(Beginning of Data extract)

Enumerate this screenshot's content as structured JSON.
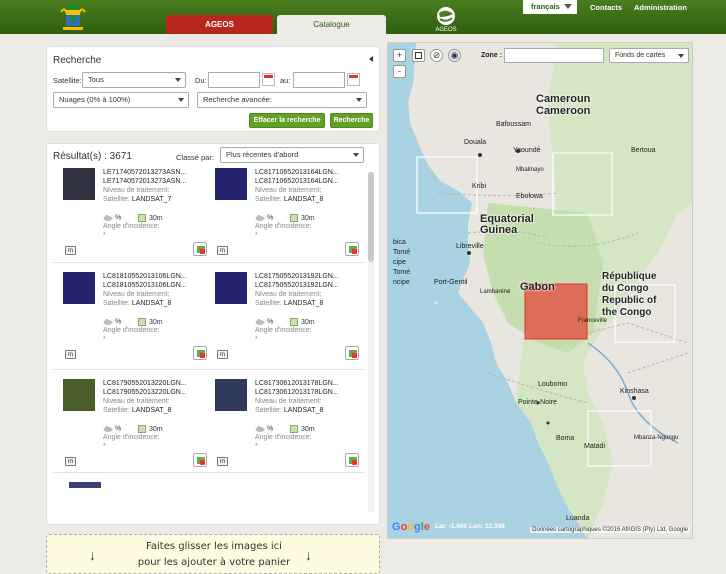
{
  "header": {
    "tabs": [
      {
        "label": "AGEOS"
      },
      {
        "label": "Catalogue"
      }
    ],
    "logo_text": "AGEOS",
    "language": "français",
    "links": [
      "Contacts",
      "Administration"
    ]
  },
  "search": {
    "title": "Recherche",
    "satellite_label": "Satellite:",
    "satellite_value": "Tous",
    "du_label": "Du:",
    "au_label": "au:",
    "clouds_value": "Nuages (0% à 100%)",
    "advanced_value": "Recherche avancée:",
    "clear_button": "Effacer la recherche",
    "search_button": "Recherche"
  },
  "results": {
    "title": "Résultat(s) : 3671",
    "sort_label": "Classé par:",
    "sort_value": "Plus récentes d'abord",
    "level_label": "Niveau de traitement:",
    "satellite_label": "Satellite:",
    "angle_label": "Angle d'incidence:",
    "pct": "%",
    "res": "30m",
    "dot": "*",
    "m": "m",
    "items": [
      {
        "name1": "LE71740572013273ASN...",
        "name2": "LE71740572013273ASN...",
        "satellite": "LANDSAT_7",
        "tone": "dark"
      },
      {
        "name1": "LC81710652013164LGN...",
        "name2": "LC81710652013164LGN...",
        "satellite": "LANDSAT_8",
        "tone": "navy"
      },
      {
        "name1": "LC81810552013106LGN...",
        "name2": "LC81810552013106LGN...",
        "satellite": "LANDSAT_8",
        "tone": "navy"
      },
      {
        "name1": "LC81750552013192LGN...",
        "name2": "LC81750552013192LGN...",
        "satellite": "LANDSAT_8",
        "tone": "navy"
      },
      {
        "name1": "LC81790552013220LGN...",
        "name2": "LC81790552013220LGN...",
        "satellite": "LANDSAT_8",
        "tone": "green"
      },
      {
        "name1": "LC81730612013178LGN...",
        "name2": "LC81730612013178LGN...",
        "satellite": "LANDSAT_8",
        "tone": "navyg"
      }
    ]
  },
  "dropzone": {
    "line1": "Faites glisser les images ici",
    "line2": "pour les ajouter à votre panier",
    "arrow": "↓"
  },
  "map": {
    "zone_label": "Zone :",
    "basemap": "Fonds de cartes",
    "plus": "+",
    "minus": "-",
    "google": "Google",
    "coords": "Lat: -1.000 Lon: 12.398",
    "credit": "Données cartographiques ©2016 AfriGIS (Pty) Ltd, Google",
    "countries": {
      "cameroun": "Cameroun",
      "cameroon": "Cameroon",
      "eq1": "Equatorial",
      "eq2": "Guinea",
      "gabon": "Gabon",
      "rc1": "République",
      "rc2": "du Congo",
      "rc3": "Republic of",
      "rc4": "the Congo"
    },
    "places": {
      "bafoussam": "Bafoussam",
      "bertoua": "Bertoua",
      "douala": "Douala",
      "yaounde": "Yaoundé",
      "mbalmayo": "Mbalmayo",
      "kribi": "Kribi",
      "ebolowa": "Ebolowa",
      "libreville": "Libreville",
      "lambarene": "Lambaréné",
      "portgentil": "Port-Gentil",
      "franceville": "Franceville",
      "loubomo": "Loubomo",
      "pointenoire": "Pointe-Noire",
      "kinshasa": "Kinshasa",
      "boma": "Boma",
      "matadi": "Matadi",
      "luanda": "Luanda",
      "mbanza": "Mbanza-Ngungu",
      "bica": "bica",
      "tome": "Tomé",
      "cipe": "cipe",
      "tomeb": "Tomé",
      "ncipe": "ncipe"
    }
  }
}
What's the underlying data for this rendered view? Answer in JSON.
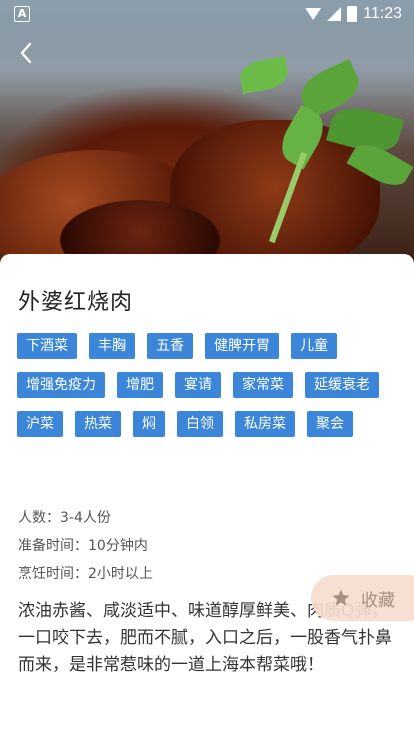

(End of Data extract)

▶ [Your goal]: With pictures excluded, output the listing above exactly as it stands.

▶ [Worked solution]:
Enumerate this screenshot's content as structured JSON.
{
  "header": {
    "tabs": [
      {
        "label": "AGEOS"
      },
      {
        "label": "Catalogue"
      }
    ],
    "logo_text": "AGEOS",
    "language": "français",
    "links": [
      "Contacts",
      "Administration"
    ]
  },
  "search": {
    "title": "Recherche",
    "satellite_label": "Satellite:",
    "satellite_value": "Tous",
    "du_label": "Du:",
    "au_label": "au:",
    "clouds_value": "Nuages (0% à 100%)",
    "advanced_value": "Recherche avancée:",
    "clear_button": "Effacer la recherche",
    "search_button": "Recherche"
  },
  "results": {
    "title": "Résultat(s) : 3671",
    "sort_label": "Classé par:",
    "sort_value": "Plus récentes d'abord",
    "level_label": "Niveau de traitement:",
    "satellite_label": "Satellite:",
    "angle_label": "Angle d'incidence:",
    "pct": "%",
    "res": "30m",
    "dot": "*",
    "m": "m",
    "items": [
      {
        "name1": "LE71740572013273ASN...",
        "name2": "LE71740572013273ASN...",
        "satellite": "LANDSAT_7",
        "tone": "dark"
      },
      {
        "name1": "LC81710652013164LGN...",
        "name2": "LC81710652013164LGN...",
        "satellite": "LANDSAT_8",
        "tone": "navy"
      },
      {
        "name1": "LC81810552013106LGN...",
        "name2": "LC81810552013106LGN...",
        "satellite": "LANDSAT_8",
        "tone": "navy"
      },
      {
        "name1": "LC81750552013192LGN...",
        "name2": "LC81750552013192LGN...",
        "satellite": "LANDSAT_8",
        "tone": "navy"
      },
      {
        "name1": "LC81790552013220LGN...",
        "name2": "LC81790552013220LGN...",
        "satellite": "LANDSAT_8",
        "tone": "green"
      },
      {
        "name1": "LC81730612013178LGN...",
        "name2": "LC81730612013178LGN...",
        "satellite": "LANDSAT_8",
        "tone": "navyg"
      }
    ]
  },
  "dropzone": {
    "line1": "Faites glisser les images ici",
    "line2": "pour les ajouter à votre panier",
    "arrow": "↓"
  },
  "map": {
    "zone_label": "Zone :",
    "basemap": "Fonds de cartes",
    "plus": "+",
    "minus": "-",
    "google": "Google",
    "coords": "Lat: -1.000 Lon: 12.398",
    "credit": "Données cartographiques ©2016 AfriGIS (Pty) Ltd, Google",
    "countries": {
      "cameroun": "Cameroun",
      "cameroon": "Cameroon",
      "eq1": "Equatorial",
      "eq2": "Guinea",
      "gabon": "Gabon",
      "rc1": "République",
      "rc2": "du Congo",
      "rc3": "Republic of",
      "rc4": "the Congo"
    },
    "places": {
      "bafoussam": "Bafoussam",
      "bertoua": "Bertoua",
      "douala": "Douala",
      "yaounde": "Yaoundé",
      "mbalmayo": "Mbalmayo",
      "kribi": "Kribi",
      "ebolowa": "Ebolowa",
      "libreville": "Libreville",
      "lambarene": "Lambaréné",
      "portgentil": "Port-Gentil",
      "franceville": "Franceville",
      "loubomo": "Loubomo",
      "pointenoire": "Pointe-Noire",
      "kinshasa": "Kinshasa",
      "boma": "Boma",
      "matadi": "Matadi",
      "luanda": "Luanda",
      "mbanza": "Mbanza-Ngungu",
      "bica": "bica",
      "tome": "Tomé",
      "cipe": "cipe",
      "tomeb": "Tomé",
      "ncipe": "ncipe"
    }
  }
}
What's the underlying data for this rendered view? Answer in JSON.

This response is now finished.